The government is falling short on delivering safe drinking water to First Nations
All nine community water systems on Lytton First Nation land in British Columbia have been under boil water advisories at one time or another.
With Lytton First Nation’s water treatment operators at the centre of an “innovation circle,” they and experts from government, universities, consulting firms, water companies and contractors identified and piloted several options for providing affordable, sustainable water treatment solutions.
It’s one of several innovative, much-needed approaches to meeting the federal government’s promise to end all long-term drinking water advisories in First Nations communities by 2021.
As commendable as the government’s commitment is, new research shows it’s falling short on progress.
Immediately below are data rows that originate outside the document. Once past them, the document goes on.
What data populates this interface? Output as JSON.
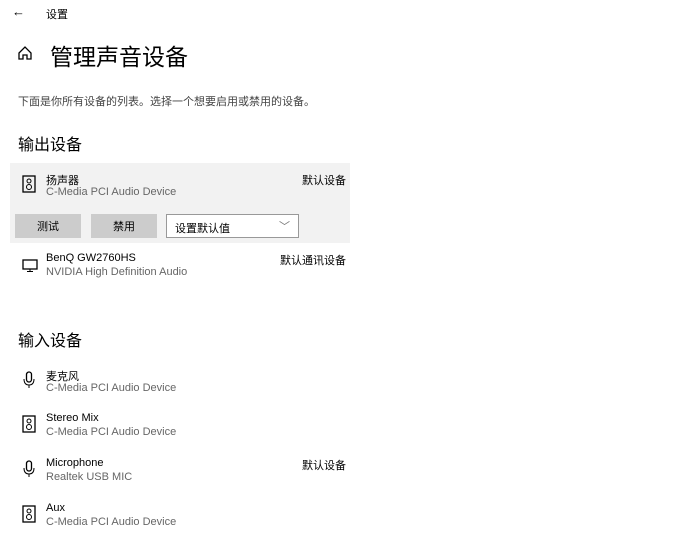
{
  "header": {
    "back_icon": "arrow-left-icon",
    "app_title": "设置"
  },
  "page": {
    "title": "管理声音设备",
    "description": "下面是你所有设备的列表。选择一个想要启用或禁用的设备。"
  },
  "output": {
    "heading": "输出设备",
    "devices": [
      {
        "name": "扬声器",
        "subtitle": "C-Media PCI Audio Device",
        "status": "默认设备",
        "icon": "speaker-icon",
        "selected": true
      },
      {
        "name": "BenQ GW2760HS",
        "subtitle": "NVIDIA High Definition Audio",
        "status": "默认通讯设备",
        "icon": "monitor-icon"
      }
    ],
    "actions": {
      "test": "测试",
      "disable": "禁用",
      "set_default": "设置默认值"
    }
  },
  "input": {
    "heading": "输入设备",
    "devices": [
      {
        "name": "麦克风",
        "subtitle": "C-Media PCI Audio Device",
        "status": "",
        "icon": "microphone-icon"
      },
      {
        "name": "Stereo Mix",
        "subtitle": "C-Media PCI Audio Device",
        "status": "",
        "icon": "speaker-icon"
      },
      {
        "name": "Microphone",
        "subtitle": "Realtek USB MIC",
        "status": "默认设备",
        "icon": "microphone-icon"
      },
      {
        "name": "Aux",
        "subtitle": "C-Media PCI Audio Device",
        "status": "",
        "icon": "speaker-icon"
      }
    ]
  }
}
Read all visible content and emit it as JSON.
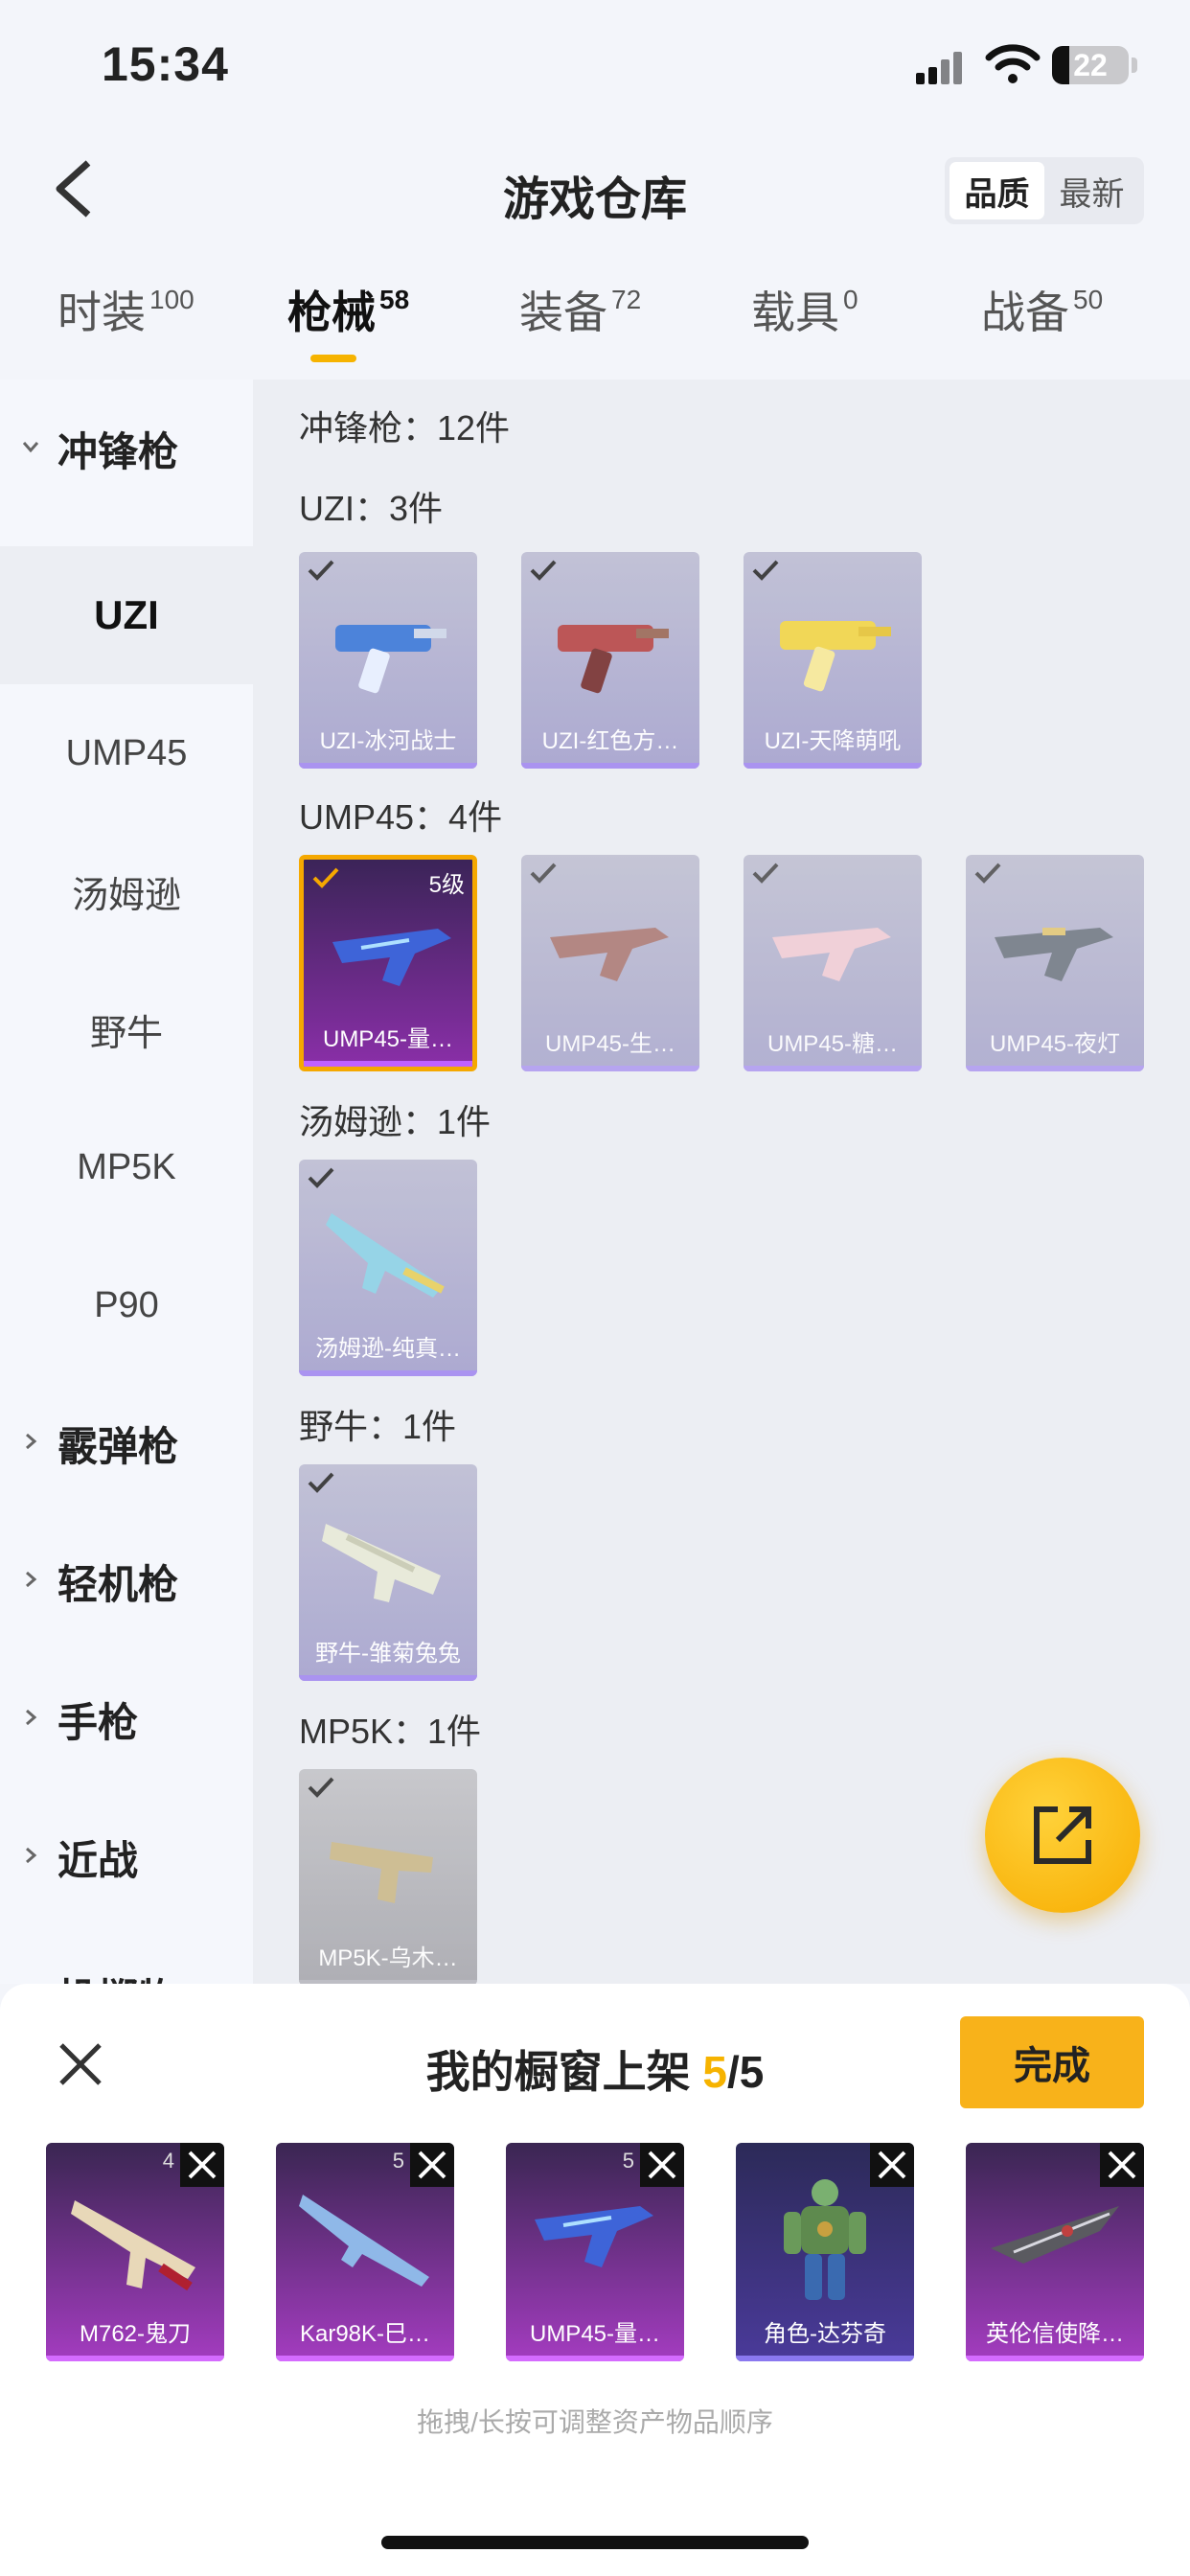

A David Suzuki Foundation report, Reconciling Promises and Reality: Clean Drinking Water for First Nations, finds the government failing on eight of 14 indicators developed to assess its progress.
As of Jan. 23, there were 91 long-term drinking water advisories affecting First Nations communities on public systems.
Over the past two years, the government has lifted 32 advisories, but 22 new ones were added over the same time, illustrating the complexity of the problem.
Year 1 Progress Toward Resolving Drinking Water Advisories in Nine First Nations in Ontario, that still apply.
Legislation needs to come down the pipe It also recommends that government invest in and share successful models of First Nations-led approaches to resolving drinking water advisories, including developing and implementing source water protection plans.
Legislation and regulations should also be developed, with First Nations as equal partners, to hold the federal government accountable to First Nations for safe drinking water.